Element data from apps and pages

--------------------

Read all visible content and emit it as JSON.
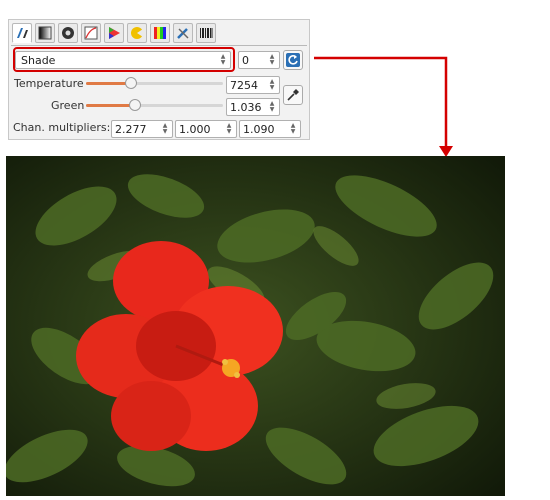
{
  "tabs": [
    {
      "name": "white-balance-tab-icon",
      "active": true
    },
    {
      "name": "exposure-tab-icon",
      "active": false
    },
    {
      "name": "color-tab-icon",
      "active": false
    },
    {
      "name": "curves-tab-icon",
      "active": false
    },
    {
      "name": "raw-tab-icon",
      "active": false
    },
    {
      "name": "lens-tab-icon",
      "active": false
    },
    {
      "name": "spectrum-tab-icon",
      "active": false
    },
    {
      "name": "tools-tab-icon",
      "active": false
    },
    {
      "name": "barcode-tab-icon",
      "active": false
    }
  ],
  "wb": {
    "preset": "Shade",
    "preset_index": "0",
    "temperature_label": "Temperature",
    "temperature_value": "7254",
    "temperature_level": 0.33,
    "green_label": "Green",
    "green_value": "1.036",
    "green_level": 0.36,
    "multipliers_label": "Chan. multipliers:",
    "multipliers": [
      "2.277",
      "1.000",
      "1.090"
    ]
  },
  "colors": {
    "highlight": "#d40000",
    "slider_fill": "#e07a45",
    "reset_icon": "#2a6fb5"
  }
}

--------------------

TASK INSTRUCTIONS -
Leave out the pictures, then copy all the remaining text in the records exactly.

RESULT OF THIS TASK -
Read all visible content and emit it as JSON.
{
  "tabs": [
    {
      "name": "white-balance-tab-icon",
      "active": true
    },
    {
      "name": "exposure-tab-icon",
      "active": false
    },
    {
      "name": "color-tab-icon",
      "active": false
    },
    {
      "name": "curves-tab-icon",
      "active": false
    },
    {
      "name": "raw-tab-icon",
      "active": false
    },
    {
      "name": "lens-tab-icon",
      "active": false
    },
    {
      "name": "spectrum-tab-icon",
      "active": false
    },
    {
      "name": "tools-tab-icon",
      "active": false
    },
    {
      "name": "barcode-tab-icon",
      "active": false
    }
  ],
  "wb": {
    "preset": "Shade",
    "preset_index": "0",
    "temperature_label": "Temperature",
    "temperature_value": "7254",
    "temperature_level": 0.33,
    "green_label": "Green",
    "green_value": "1.036",
    "green_level": 0.36,
    "multipliers_label": "Chan. multipliers:",
    "multipliers": [
      "2.277",
      "1.000",
      "1.090"
    ]
  },
  "colors": {
    "highlight": "#d40000",
    "slider_fill": "#e07a45",
    "reset_icon": "#2a6fb5"
  }
}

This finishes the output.